When Apostates Attack!

A Christian pastor who [may have] converted from Islam may be put to death for [allegedly] leaving Islam following the recent ruling of an Iranian court.

Youcef Nadarkhani, 34, was arrested more than two years ago on charges of apostasy, and has now been sentenced to death by an Iranian court for refusing to renounce his Christianity, according to the pastor's legal team.

The father-of-two had defied a request by the Gilan provincial court, in Rasht, Iran, to repent, and now faces death by hanging.

Religious freedom advocates everywhere continue to desperately attempt to save the life of a man who is guilty of nothing more than adhering to a personal belief system.

Read more here.

Latest update(s) here.

Sign the petition created by The American Center for Law and Justice (ACLJ) here.

Tuesday, February 28, 2012

Kyrgyzstan Bans Unification Church

Considering the Kyrgyz Republic's history of enforced atheism [Soviet period] followed by efforts to go secular within a predominantly (Sunni/Hanafi) Muslim milieu topped by an ever continuing, abysmal record on human rights, the decision is not surprising.
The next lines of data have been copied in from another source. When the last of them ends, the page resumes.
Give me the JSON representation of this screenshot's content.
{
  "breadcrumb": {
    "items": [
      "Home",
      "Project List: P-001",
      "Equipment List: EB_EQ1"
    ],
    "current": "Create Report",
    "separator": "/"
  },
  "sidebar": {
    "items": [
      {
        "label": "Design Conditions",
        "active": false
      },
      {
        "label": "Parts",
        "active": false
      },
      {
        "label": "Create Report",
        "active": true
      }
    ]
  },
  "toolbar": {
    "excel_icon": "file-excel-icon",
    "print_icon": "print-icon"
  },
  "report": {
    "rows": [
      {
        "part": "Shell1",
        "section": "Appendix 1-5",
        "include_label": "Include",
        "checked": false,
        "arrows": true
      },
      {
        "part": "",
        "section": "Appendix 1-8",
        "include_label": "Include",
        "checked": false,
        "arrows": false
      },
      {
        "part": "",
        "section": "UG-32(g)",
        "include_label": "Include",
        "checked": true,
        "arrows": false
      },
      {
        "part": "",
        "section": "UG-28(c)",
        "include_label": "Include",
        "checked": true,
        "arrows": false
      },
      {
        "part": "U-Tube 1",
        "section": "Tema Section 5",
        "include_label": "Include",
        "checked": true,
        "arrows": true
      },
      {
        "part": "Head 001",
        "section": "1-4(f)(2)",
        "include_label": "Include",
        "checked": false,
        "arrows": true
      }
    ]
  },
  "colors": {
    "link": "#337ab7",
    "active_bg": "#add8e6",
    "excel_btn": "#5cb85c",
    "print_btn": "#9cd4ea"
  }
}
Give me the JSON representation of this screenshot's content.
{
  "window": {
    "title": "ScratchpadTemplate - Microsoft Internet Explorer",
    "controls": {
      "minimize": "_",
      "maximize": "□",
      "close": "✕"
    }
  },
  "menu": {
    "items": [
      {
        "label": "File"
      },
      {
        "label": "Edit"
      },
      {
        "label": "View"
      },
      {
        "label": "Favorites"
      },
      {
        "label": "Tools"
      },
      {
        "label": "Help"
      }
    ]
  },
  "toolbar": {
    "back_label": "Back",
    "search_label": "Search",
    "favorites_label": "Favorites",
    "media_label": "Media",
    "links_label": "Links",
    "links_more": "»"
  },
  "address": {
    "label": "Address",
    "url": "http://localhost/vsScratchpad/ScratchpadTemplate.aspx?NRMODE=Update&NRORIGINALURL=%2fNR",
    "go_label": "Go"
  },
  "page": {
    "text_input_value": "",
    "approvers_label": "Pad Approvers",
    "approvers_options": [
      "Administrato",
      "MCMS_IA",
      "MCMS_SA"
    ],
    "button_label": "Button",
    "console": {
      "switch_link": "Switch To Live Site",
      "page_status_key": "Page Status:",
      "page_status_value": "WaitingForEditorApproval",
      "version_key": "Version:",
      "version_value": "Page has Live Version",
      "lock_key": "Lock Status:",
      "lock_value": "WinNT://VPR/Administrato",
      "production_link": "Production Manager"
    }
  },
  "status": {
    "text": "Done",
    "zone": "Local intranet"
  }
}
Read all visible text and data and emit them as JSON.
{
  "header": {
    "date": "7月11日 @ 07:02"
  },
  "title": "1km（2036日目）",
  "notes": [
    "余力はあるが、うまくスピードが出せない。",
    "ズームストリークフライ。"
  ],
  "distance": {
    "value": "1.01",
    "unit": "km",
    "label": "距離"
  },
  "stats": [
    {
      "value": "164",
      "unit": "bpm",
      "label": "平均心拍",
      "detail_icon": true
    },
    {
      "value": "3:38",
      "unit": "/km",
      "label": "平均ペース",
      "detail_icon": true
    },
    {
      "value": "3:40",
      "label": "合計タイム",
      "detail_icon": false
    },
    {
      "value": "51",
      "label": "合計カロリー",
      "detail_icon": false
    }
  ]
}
Radio Free Europe/Radio Liberty posted this brief note on the subject today.

However, the Religious Law of Kyrgyzstan, (signed January 2009) and reaction to it, may be instructive:
Sergei Lysov, a pastor and head of Kyrgyzstan's chapter of Bible League, a non-profit Christian group, [noted at that time that he saw] the bill as yet another challenge to religious freedom in Kyrgyzstan and worries it will curtail his organization's activities. "We prayed this law would not be passed," Lysov said. But "I think it will only strengthen religious communities. For a true believer, it is important to have tests, because it only makes him stronger." 
Must torture, imprisonment, etc., ever be "tests"?

Organization for Security and Co-operation in Europe (OSCE) concerns have been lost within the political shuffle.

Last years' Jehovah Witnesses court victory offers a glimmer of hope, though "pretrial detention" is still imprisonment.

Continuing . . .